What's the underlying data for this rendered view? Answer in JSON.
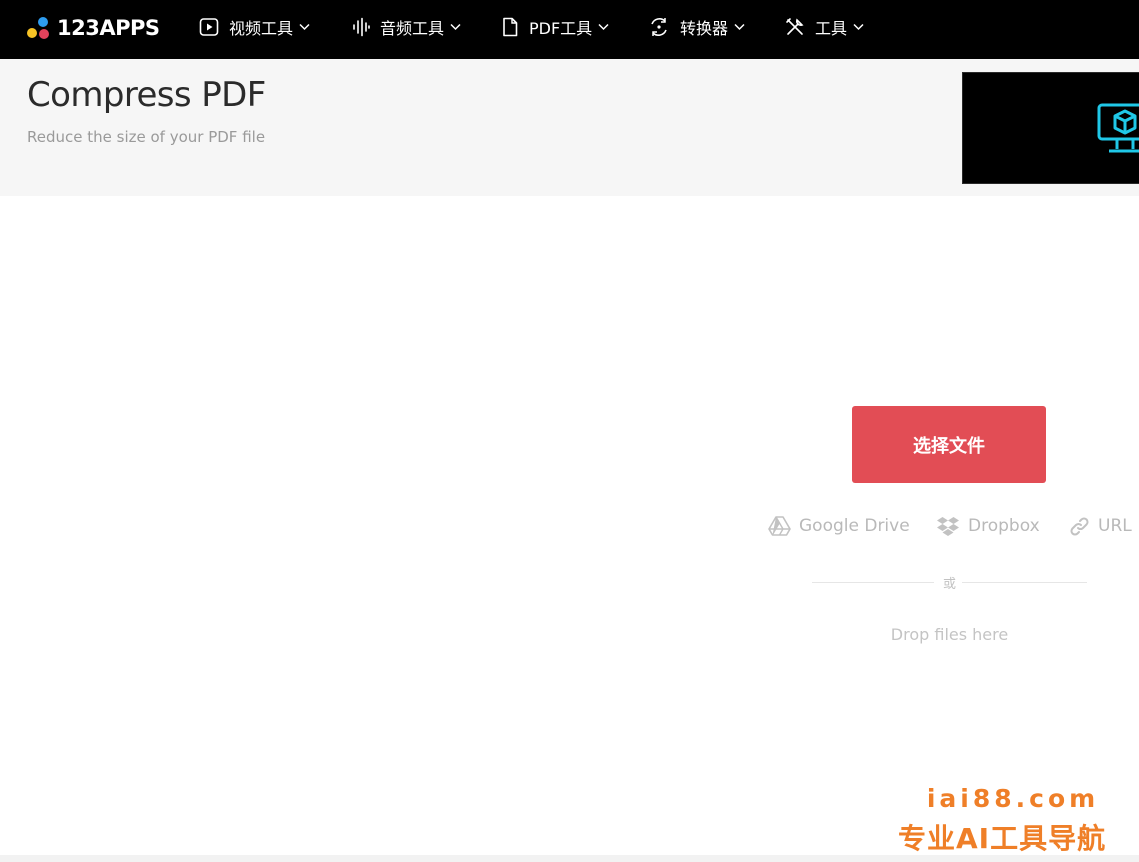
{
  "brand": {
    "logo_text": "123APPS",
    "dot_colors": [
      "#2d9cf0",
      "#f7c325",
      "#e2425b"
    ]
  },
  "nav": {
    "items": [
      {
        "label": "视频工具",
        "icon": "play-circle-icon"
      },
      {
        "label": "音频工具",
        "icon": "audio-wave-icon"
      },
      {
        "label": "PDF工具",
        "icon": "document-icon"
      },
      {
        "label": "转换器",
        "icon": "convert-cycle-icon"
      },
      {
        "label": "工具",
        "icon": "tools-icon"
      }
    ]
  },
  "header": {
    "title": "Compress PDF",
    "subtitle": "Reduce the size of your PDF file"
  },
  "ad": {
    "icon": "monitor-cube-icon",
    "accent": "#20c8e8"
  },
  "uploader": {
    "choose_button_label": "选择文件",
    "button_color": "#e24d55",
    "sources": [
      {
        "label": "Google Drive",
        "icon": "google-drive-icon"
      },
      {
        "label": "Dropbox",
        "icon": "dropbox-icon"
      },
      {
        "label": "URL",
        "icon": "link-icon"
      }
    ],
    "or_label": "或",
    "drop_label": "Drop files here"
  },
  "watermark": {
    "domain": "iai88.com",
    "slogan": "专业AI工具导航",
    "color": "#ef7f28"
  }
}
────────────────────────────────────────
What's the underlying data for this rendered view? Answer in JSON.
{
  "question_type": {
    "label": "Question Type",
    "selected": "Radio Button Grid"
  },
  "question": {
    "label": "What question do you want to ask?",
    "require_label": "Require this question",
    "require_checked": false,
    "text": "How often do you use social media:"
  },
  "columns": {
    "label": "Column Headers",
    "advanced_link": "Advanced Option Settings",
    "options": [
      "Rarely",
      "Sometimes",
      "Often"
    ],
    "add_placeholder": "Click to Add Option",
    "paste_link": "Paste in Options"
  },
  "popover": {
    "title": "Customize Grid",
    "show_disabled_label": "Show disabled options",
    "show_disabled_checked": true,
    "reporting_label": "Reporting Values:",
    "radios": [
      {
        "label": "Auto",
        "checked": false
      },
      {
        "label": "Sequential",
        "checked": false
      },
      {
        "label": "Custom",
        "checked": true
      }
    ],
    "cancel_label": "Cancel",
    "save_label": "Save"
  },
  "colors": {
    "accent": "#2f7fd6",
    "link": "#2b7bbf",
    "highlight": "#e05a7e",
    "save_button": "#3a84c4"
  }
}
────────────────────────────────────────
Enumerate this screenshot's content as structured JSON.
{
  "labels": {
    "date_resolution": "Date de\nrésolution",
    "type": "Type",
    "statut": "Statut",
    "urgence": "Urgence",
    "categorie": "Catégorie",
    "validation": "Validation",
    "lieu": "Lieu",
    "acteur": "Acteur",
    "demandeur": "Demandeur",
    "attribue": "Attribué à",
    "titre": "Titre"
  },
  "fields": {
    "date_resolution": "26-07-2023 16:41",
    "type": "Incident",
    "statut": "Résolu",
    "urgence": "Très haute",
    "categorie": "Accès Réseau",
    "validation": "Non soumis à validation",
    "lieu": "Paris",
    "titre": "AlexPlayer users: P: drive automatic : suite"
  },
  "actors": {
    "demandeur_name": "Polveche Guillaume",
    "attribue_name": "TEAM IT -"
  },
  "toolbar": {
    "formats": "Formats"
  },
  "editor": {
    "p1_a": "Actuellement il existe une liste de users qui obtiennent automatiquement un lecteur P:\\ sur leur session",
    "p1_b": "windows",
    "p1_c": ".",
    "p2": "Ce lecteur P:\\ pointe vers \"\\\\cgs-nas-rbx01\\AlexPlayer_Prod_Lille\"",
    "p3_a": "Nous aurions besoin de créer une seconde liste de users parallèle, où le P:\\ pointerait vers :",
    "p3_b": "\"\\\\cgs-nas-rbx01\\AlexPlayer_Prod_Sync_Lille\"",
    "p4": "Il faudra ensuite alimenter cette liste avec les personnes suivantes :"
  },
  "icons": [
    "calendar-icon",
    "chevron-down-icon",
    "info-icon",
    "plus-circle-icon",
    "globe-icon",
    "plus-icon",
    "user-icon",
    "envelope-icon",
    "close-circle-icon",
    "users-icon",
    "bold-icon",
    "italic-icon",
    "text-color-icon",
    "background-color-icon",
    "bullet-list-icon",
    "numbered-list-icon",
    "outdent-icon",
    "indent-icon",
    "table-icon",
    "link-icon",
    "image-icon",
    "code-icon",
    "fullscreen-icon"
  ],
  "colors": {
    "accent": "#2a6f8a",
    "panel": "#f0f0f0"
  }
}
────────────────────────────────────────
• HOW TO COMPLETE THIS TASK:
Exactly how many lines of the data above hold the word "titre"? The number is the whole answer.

• YOUR RESPONSE:
2